9. In Massachusetts, 1 in 8 households do not have a car. People living in these households depend on public transportation. In certain parts of Boston and other cities, there are only limited public transportation options, and this is particularly true in many of the commonwealth’s low-income communities. In rural communities, residents often have such limited public transportation service that people, especially seniors, are housebound. What would you do to try to address these mobility needs? How will you start to prepare for the very significant growth in the transportation needs of seniors?
Evan Falchuk: We must continue to invest in Regional Transit Authorities in order to ensure that people across the Commonwealth have access to affordable, reliable public transit. We must also encourage the development of regional Transportation Management Associations (such as the recently-established Crosstown Connect, and more established programs based in Andover and elsewhere), which allow for creative public/private (and, in some cases, solely private) mechanisms for deploying small-scale transit solutions.
10. As Massachusetts has developed over the last 60 years, our homes and jobs have sprawled further and further apart. We have lost farmland, forests and other natural areas. What are your goals as Governor to protect and preserve land?
Evan Falchuk: Focusing state policy on smart growth will reduce the incentives for sprawl and protect green space, farm land, forests and other nature areas. The protection of our environment is one of the critical reasons for our Thriving Communities Action Plan.

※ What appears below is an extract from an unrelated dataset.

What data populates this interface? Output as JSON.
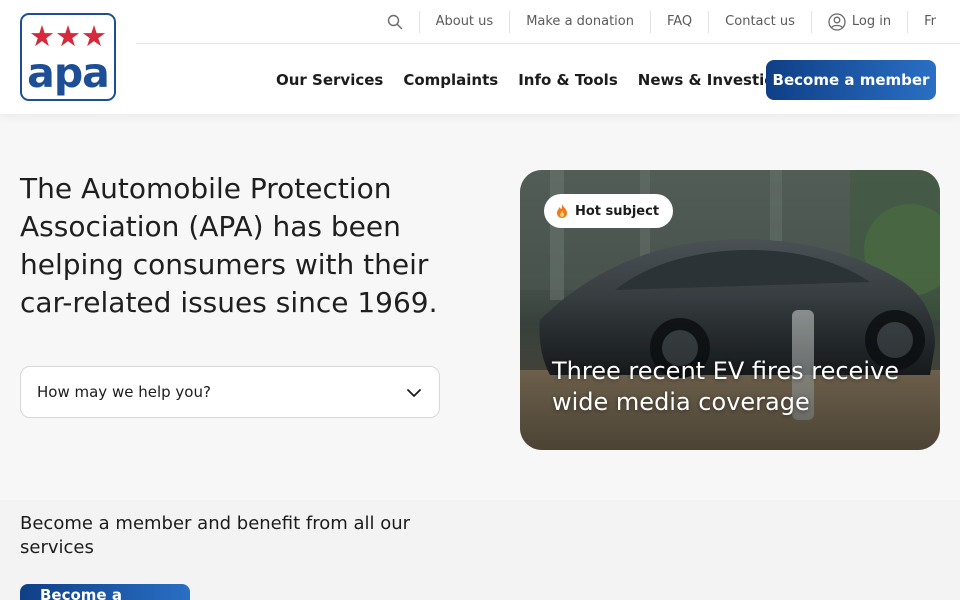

In order to honor Article 97 of our Massachusetts Constitution, we will establish land conservation and preservation goals working closely with non-governmental organizations. Certainly, we will benefit greatly from the latest research in the Losing Ground series, and will take into account recent research by The Nature Conservancy and others, in establishing appropriate, aggressive, and implementable goals for conservation and preservation of open land.